4 Replies

I'm trying to get a handle on what ejectment will and will not do for me.

As I understand it, a successful ejectment simply gets me possession, at which time the short statute clock starts.  It is also my understanding that if the taxpayer seeks to redeem concurrent to the ejectment (but files after I file for ejectment), he will likely have to pay my court/legal fees.

However, as the taxpayer can go to court for redemption over the three year life of the short statute, what prevents him from simply not showing up to court for the ejectment and then filing for redemption, say, a month later?  I will have gone through ejectment, paid a lawyer (without reimbursement from the taxpayer) and then, a month later, have to go to court and pay a lawyer all over again, again without reimbursement.  Am I missing something?

@Arnold Finkelstein , if he files for a later redemption lawsuit, you can answer and ask that your earlier legal fees be added to the price tag.  If your ejectment lawsuit is filed after you get your tax deed, you might have a really good argument that his redemption claim was a compulsory counterclaim in your ejectment lawsuit, and he is now barred from suing for judicial redemption. Just a thought. It hasn't been addressed in the appellate decisions.

@Denise Evans  So, if an investor filed an ejectment, the taxpayer would be responsible for an investor's contemporaneous and/or prior legal/court costs in any subsequent attempts to redeem?
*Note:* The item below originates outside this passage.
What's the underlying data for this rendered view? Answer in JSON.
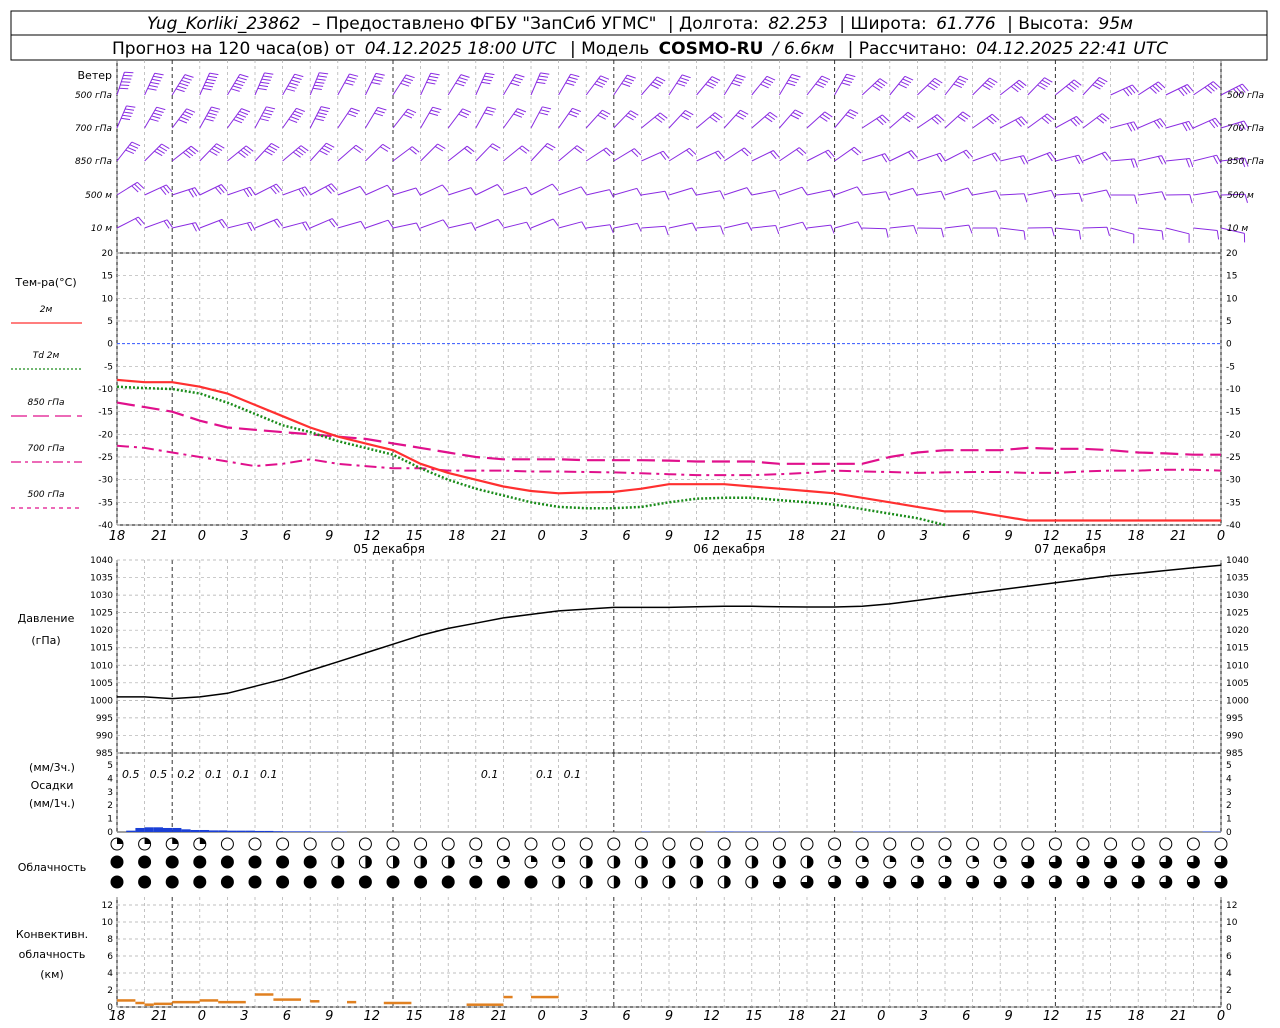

The "compulsory counterclaim" idea is an interesting one in that I wouldn't think the the court could be convinced that a taxpayer's attempt to redeem isn't genuine.  If a taxpayer is going to pay a lawyer and show up, that alone seems enough to convince anyone that they really want their property back.

That's not really the point with compulsory counterclaims, @Arnold Finkelstein . It is that the taxpayer had his chance to judicially redeem when you filed ejectment, and did not take it.  It's not a matter of genuine or not. It's a rule of litigation that could burn the unwary.  Just like a statute of limitations is a rule that could nab somebody, no matter how genuine their desire or how good their excuse for waiting so long to do something.